Article Type Making Art Together Making Art Together Categories At Home Art Studio Drawing

Creative Comics

Sara Ottomano

This week, we invite our At Home Art Studio community to explore art inspired by comics. Comics are a fun way to share stories. By creating a sequence of images and combining pictures and text, you can create characters, imagine new places, or tell a story about yourself!

Cartoon drawing with a stick figure taking parts of a square panel apart to turn into a house and sun.

Kate liked the idea of making a cartoon with multiple frames. It doesn’t have to be complicated to be fun! This stick figure person discovered they could use found materials in their own frame to build a new scene. 

Three images of speech and thought bubbles taped next to objects and a cat. An owl pencil holder is saying “Hoo needs a pencil?” the plant is saying “Be-leaf in yourself!” and the cat is thinking “Naptime is great.”

Meg was inspired by the speech and thought bubbles in comics. She decided to add some dialogue around her house for her family to find. For the plant and owl container, she taped the speech bubble to a pencil to hold it in place. Meg also added a thought bubble to the arm of a chair where the cat likes to sleep.  

Two images, one with white paper rectangles on a black background and a paper ant holding a leaf standing on a drawn tree.

To get inspired this week, Sara looked at the pages in her favorite comics. She noticed that each of the pages were organized into rectangles and sometimes other shapes, called panels. After having fun last week making art that moved, she decided to make another artwork where a character moved through the art. Sara began by cutting up a piece of computer paper into rectangles for her panels. Sara had watched a documentary with leaf cutter ants, and thought it would be interesting to follow an ant through its journey back home. 

Two images of a paper ant traveling through different comic panels and taking a hot air balloon to the moon.

Using crayons, she drew a different place on the ant’s journey in each panel, including a tree with leaves, tall grass, a log, and stones. But then she began to wonder whether this ant could go on an imaginary journey into space! She added parts of a hot air balloon, the sky, and the moon. 

Two images of the paper ant holding a leaf and traveling on top of drawn rocks and the moon.

Once she had the settings planned out, she drew her ant on a piece of notebook paper, cut it out, and glued a strip of cardboard to its back so she could move it more easily through the scenes. For the ant to hold onto the cut-paper leaf she made, Sara cut a line into the ant’s head so that the paper could sit in between its antennae.  

After sharing this story with a friend, Sara thought she could keep adding to the story or even change the order of the scenes to make new stories. 

For more ideas on making your own comics, check out these previous blog posts!  

Comic quests with folded paper and moving characters 

Flip books showing characters in motion 

Tunnel books made with layers of paper and a box 

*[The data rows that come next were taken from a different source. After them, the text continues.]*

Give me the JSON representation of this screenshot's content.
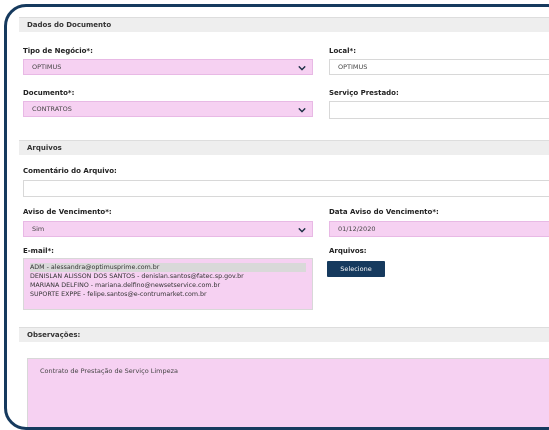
{
  "sections": {
    "document_data": "Dados do Documento",
    "files": "Arquivos",
    "observations": "Observações:"
  },
  "form": {
    "business_type": {
      "label": "Tipo de Negócio*:",
      "value": "OPTIMUS"
    },
    "local": {
      "label": "Local*:",
      "value": "OPTIMUS"
    },
    "document": {
      "label": "Documento*:",
      "value": "CONTRATOS"
    },
    "service": {
      "label": "Serviço Prestado:",
      "value": ""
    },
    "file_comment": {
      "label": "Comentário do Arquivo:",
      "value": ""
    },
    "expiry_notice": {
      "label": "Aviso de Vencimento*:",
      "value": "Sim"
    },
    "expiry_date": {
      "label": "Data Aviso do Vencimento*:",
      "value": "01/12/2020"
    },
    "email": {
      "label": "E-mail*:",
      "options": [
        "ADM - alessandra@optimusprime.com.br",
        "DENISLAN ALISSON DOS SANTOS - denislan.santos@fatec.sp.gov.br",
        "MARIANA DELFINO - mariana.delfino@newsetservice.com.br",
        "SUPORTE EXPPE - felipe.santos@e-contrumarket.com.br"
      ],
      "selected_index": 0
    },
    "attachments": {
      "label": "Arquivos:",
      "button": "Selecione"
    },
    "observations_text": "Contrato de Prestação de Serviço Limpeza"
  },
  "icons": {
    "select_arrow": "chevron-down-icon"
  },
  "colors": {
    "brand": "#163a5e",
    "required_fill": "#f6d1f2"
  }
}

Sequential storytelling using drawing tools and paper 

Storyboarding with stencils and watercolor painting 

We look forward to seeing what you make! 

 

Authors

Sara smiling in front of Art Studio display.

Sara Ottomano

Art Educator since 2016 at The Eric Carle Museum of Picture Book Art, Sara (she/her) is enthusiastic about helping others approach art through exploration and experimentation.